By Menachem Baron, COLlive reporter
The cultural conflict between the ultra religious and the general public in Israel is affecting Lubavitch, even as shluchim, chassidim and bochurim work to reach out and bridge the gap.
A group of bochurim from the Tomchei Tmimim Chabad Yeshiva in Elad were refused entrance to a city bus this past Friday after they were wrongly associated with the haredi extremists from Beit Shemesh.
The bus driver of line number 79 did not allow them to enter, saying he “does not want problematic passengers on the bus.”
According to one of the bochurim, the driver allowed people behind them to board, while telling them he feared them because they were “a group.”
They were only a few bochurim, COLlive was told.

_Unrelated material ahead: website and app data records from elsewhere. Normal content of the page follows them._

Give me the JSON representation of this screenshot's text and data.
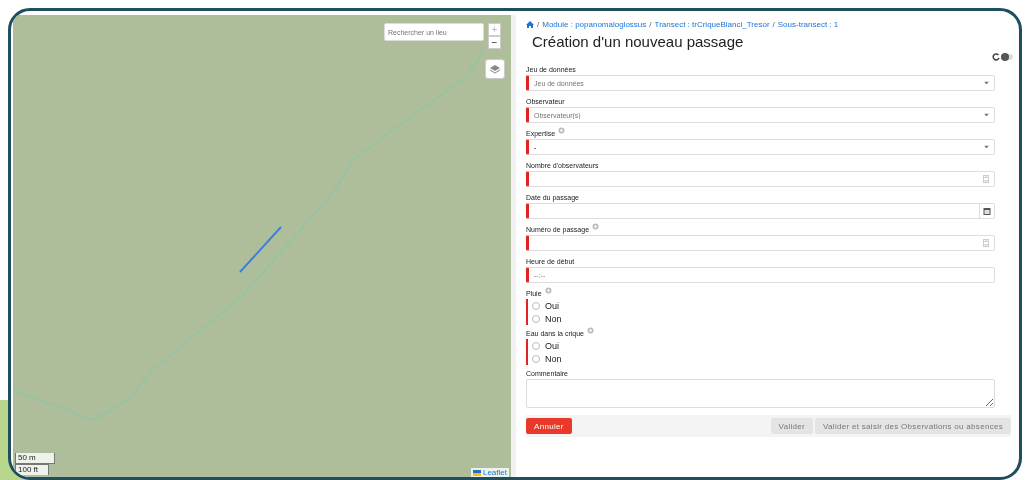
{
  "map": {
    "search": {
      "placeholder": "Rechercher un lieu"
    },
    "zoom_in": "+",
    "zoom_out": "−",
    "scale": [
      "50 m",
      "100 ft"
    ],
    "attribution": "Leaflet"
  },
  "breadcrumb_separator": "/",
  "breadcrumb": [
    "Module : popanomaloglossus",
    "Transect : trCriqueBlanci_Tresor",
    "Sous-transect : 1"
  ],
  "title": "Création d'un nouveau passage",
  "toggle": {
    "on": false
  },
  "fields": [
    {
      "kind": "select",
      "label": "Jeu de données",
      "help": false,
      "required": true,
      "placeholder": "Jeu de données"
    },
    {
      "kind": "select",
      "label": "Observateur",
      "help": false,
      "required": true,
      "placeholder": "Observateur(s)"
    },
    {
      "kind": "select",
      "label": "Expertise",
      "help": true,
      "required": true,
      "value": "-"
    },
    {
      "kind": "number",
      "label": "Nombre d'observateurs",
      "help": false,
      "required": true
    },
    {
      "kind": "date",
      "label": "Date du passage",
      "help": false,
      "required": true
    },
    {
      "kind": "number",
      "label": "Numéro de passage",
      "help": true,
      "required": true
    },
    {
      "kind": "time",
      "label": "Heure de début",
      "help": false,
      "required": true,
      "placeholder": "--:--"
    },
    {
      "kind": "radio",
      "label": "Pluie",
      "help": true,
      "required": true,
      "options": [
        {
          "label": "Oui",
          "selected": false
        },
        {
          "label": "Non",
          "selected": false
        }
      ]
    },
    {
      "kind": "radio",
      "label": "Eau dans la crique",
      "help": true,
      "required": true,
      "options": [
        {
          "label": "Oui",
          "selected": false
        },
        {
          "label": "Non",
          "selected": false
        }
      ]
    },
    {
      "kind": "textarea",
      "label": "Commentaire",
      "help": false,
      "required": false
    }
  ],
  "buttons": [
    {
      "label": "Annuler",
      "kind": "danger",
      "disabled": false
    },
    {
      "label": "Valider",
      "kind": "secondary",
      "disabled": true
    },
    {
      "label": "Valider et saisir des Observations ou absences",
      "kind": "secondary",
      "disabled": true
    }
  ]
}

The 14 and 15 year olds, students in shiur Aleph in Yeshiva Ketana (mesivta), were traveling to the city of Petach Tikvah to do Mivtzoim and offer Tefillin and Shabbos candles to fellow Jews, and were left without a way back.
“The next bus came an hour later, but it didn’t stop at the station,” one of them said. With Shabbos nearing, they took a taxi cab back, arriving 30 minutes before candle lighting time.
A manager for the bus company Egged Taavura (not to be confused with the larger Egged) told one of the bochurim that the driver made a bad judgment call.
Relations between the general public and the haredi community in Israel have been troubled recently with extremists wanting to impose halacha on others and the media hyping up every small incident.